A Welcome Finish
I was pretty pleased with my race, my pacing, and my nutrition.  I started off slow and got faster.  I was never passed the entire race and worked my way up the field from somewhere around 40th to 7th overall and a 1st place in my age group!  As for not trying something new on race day, the diluted honey worked great.  The rest of my nutrition plan consisted of VESPA, salt, water, and Pepsi.  Keep it simple, right!  I want to thank my family who always support me no matter how crazy my next adventure is.  I also want to thank my sponsors VESPA and Performance Running Outfitters, your support and advice allow me to pursue and conquer great challenges.  I had a great racing season and cannot wait to start planning for next year. 

I hope you enjoyed the report, I know it was different, but I hope it gave you a feel for how my mental state changes throughout a race, and how important it is to keep a good mental outlook when things are starting to go wrong.  For those of you still racing this year, let it rip!  For the rest of us, sit back have a drink, and enjoy the rest!

RESULT
4:20:41  (7th Oveall)  (1st Age Group)

GEAR
Hoka One One Bondi 2 - iRunFar
TNF “Better than Naked” Shorts - PRO
Drymax Trail Socks - PRO
PRO Sugoi Race Singlet - PRO
Ultimate Direction Hand Bottle - PRO
Nike Head Band - PRO

NUTRITION
Pre Race
2 hours before
2 Justins Chocolate Hazelnut packets
1 Green Tea with coconut oil
1 VESPA Ultra Concentrate
1 Multi Vitamin, 2 Fish Oil, 1 Vit D, 1 Magnesium,
6 Capra Flex

45 min before
1 VESPA JR

Race
1 VESPA JR
6oz honey diluted with coconut water
2 UD bottles of pepsi
Water
S caps

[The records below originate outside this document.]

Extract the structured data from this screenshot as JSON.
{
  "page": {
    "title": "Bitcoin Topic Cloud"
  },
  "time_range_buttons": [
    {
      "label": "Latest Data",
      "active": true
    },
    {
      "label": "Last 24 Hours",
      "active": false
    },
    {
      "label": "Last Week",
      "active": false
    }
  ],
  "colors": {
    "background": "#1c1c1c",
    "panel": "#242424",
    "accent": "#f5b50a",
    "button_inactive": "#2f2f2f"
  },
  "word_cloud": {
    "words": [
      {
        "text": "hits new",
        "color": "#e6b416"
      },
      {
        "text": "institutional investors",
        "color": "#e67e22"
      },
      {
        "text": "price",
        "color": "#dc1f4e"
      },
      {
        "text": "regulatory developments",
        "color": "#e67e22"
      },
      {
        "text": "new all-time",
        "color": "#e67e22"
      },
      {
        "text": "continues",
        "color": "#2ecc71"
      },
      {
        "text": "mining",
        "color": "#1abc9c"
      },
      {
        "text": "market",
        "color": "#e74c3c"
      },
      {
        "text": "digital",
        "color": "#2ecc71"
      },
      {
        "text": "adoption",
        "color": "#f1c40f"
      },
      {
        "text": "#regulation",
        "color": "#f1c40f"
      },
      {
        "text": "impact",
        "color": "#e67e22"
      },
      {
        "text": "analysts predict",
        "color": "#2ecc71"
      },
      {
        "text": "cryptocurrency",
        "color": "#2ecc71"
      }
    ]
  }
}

Post Race
1 Guinness
1 recovery smoothie
1 hard cider
1 Large meal followed by several more large meals